**What the exercise asks:** Below are the records; retype each one exactly.

**Data to use:**
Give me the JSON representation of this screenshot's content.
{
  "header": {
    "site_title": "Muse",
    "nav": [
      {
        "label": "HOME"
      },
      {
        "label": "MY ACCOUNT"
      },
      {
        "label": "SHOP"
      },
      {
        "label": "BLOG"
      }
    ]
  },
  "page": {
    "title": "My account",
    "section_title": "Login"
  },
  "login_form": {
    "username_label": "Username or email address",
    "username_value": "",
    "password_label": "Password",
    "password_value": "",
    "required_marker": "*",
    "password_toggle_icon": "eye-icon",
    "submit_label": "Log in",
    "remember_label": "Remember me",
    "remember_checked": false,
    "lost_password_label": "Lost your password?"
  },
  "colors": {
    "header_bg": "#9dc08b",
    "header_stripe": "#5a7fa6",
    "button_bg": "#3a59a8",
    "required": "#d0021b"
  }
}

**Solved problem:**
Give me the JSON representation of this screenshot's content.
{
  "header": {
    "site_title": "Muse",
    "nav": [
      {
        "label": "HOME"
      },
      {
        "label": "MY ACCOUNT"
      },
      {
        "label": "SHOP"
      },
      {
        "label": "BLOG"
      }
    ]
  },
  "page": {
    "title": "My account",
    "section_title": "Login"
  },
  "login_form": {
    "username_label": "Username or email address",
    "username_value": "",
    "password_label": "Password",
    "password_value": "",
    "required_marker": "*",
    "password_toggle_icon": "eye-icon",
    "submit_label": "Log in",
    "remember_label": "Remember me",
    "remember_checked": false,
    "lost_password_label": "Lost your password?"
  },
  "colors": {
    "header_bg": "#9dc08b",
    "header_stripe": "#5a7fa6",
    "button_bg": "#3a59a8",
    "required": "#d0021b"
  }
}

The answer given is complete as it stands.